When the relationship between the parties is international (for example the seller is a company, incorporated under the laws of Germany and the buyer is a company, registered in Bulgaria), then the will of the parties shall be interpreted in accordance with the explicit choice of law, made by the parties in the contract or in the absence of such explicit choice of law – in accordance with the private international law provisions which would lead to some national law. For the purpose of this article, we would like to draw your attention to the UNIDROIT Principles for International Commercial Contracts, 2010 that may be used as a mean of interpreting and supplementing international uniform law instruments. Where a question concerning the precise meaning of the individual provisions or at the presence of gaps, the principles may be used as guidance and shall serve the international private law as well as the domestic law. Such approach is expressly sanctioned in Art. 7 of the 1980 UN Convention on Contracts for the International Sale of Goods.
- Importance of established practices
First of all, Art.1.9 of the UNIDROIT principles stipulates that the parties are bound by any usage to which they have agreed upon and by practices which they have established between themselves. In other words, in the abovementioned example, if the seller and the buyer always include CIF clause in their contracts for the sale of goods, the EXW in the addendum would most likely be related only to the goods agreed upon in the addendum and would not extend to the goods, subject to the main contract.
- Reasonable person standard
In addition, Art. 4.1 of the UNIDROIT principles further establishes that in determining the meaning to be attached to the terms of a contract, preference is to be given to the intention common to the parties and provided that such an intention cannot be established, the contract shall be interpreted according to the meaning that reasonable persons of the same kind as the parties would give to it in the same circumstances. The practical importance of this principle should not be overestimated due to the fact that in commercial transactions parties often use language that is not part of their everyday business communication and when a dispute arises it would be extremely difficult to prove the actual common intention of the parties at the time of the conclusion of the contract.

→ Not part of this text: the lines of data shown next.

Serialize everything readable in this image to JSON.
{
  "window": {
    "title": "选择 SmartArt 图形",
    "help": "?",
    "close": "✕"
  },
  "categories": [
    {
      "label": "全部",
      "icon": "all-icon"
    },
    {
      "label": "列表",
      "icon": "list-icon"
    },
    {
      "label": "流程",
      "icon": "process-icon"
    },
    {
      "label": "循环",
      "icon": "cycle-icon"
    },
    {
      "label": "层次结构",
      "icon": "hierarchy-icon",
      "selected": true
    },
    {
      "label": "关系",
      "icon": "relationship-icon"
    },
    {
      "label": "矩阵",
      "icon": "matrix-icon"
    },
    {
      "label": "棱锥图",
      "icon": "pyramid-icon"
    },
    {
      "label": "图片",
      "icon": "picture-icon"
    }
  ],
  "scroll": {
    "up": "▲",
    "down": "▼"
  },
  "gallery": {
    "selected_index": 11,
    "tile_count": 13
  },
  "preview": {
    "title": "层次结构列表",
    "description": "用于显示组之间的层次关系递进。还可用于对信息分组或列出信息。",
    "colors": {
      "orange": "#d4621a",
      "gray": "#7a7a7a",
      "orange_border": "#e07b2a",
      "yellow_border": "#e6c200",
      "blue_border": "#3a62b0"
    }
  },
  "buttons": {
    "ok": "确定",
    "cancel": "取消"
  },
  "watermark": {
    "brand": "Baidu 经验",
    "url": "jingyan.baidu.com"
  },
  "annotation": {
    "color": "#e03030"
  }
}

The test for the reasonable person shall be applied not in general but to a same business category person (with same education, profession, technical skills, business position, etc.) and under the same circumstances such as end of business week before vacation, pressure due to numerous invoices, political crisis in the country, substantial development of certain business that may influence the economic etc., but also preliminary negotiations between the parties, established practices between them, the correspondence after the conclusion of the contract, the nature and the purpose of the contract, the meaning commonly given to terms and expressions in the trade concerned, usages etc.
- Other criteria
There are other criteria that could also be applied in order to clarify certain provision of the contract in the light of eventual non-performance of a party, for example: reference to contract or statement as a whole, the principle that all terms have to be given effect, the contra proferentem rule, the linguistic discrepancies rule and supplying an omitted term.
Having said all these, it becomes clear how important and difficult is to draft a contract in a matter that would prevent possible misinterpretation and at least provide the parties with some clearance as to their rights and obligations. This is even of greater importance with reference to an addendum that most likely would amount to three sentences that may amend, modify or completely destroy a perfect contract. The abovementioned principles serve well as guidance to the interpretation of the will of the parties, however in order to avoid possible disputes, the clauses of the addendum, as well as those of the contract shall be very precise and concrete.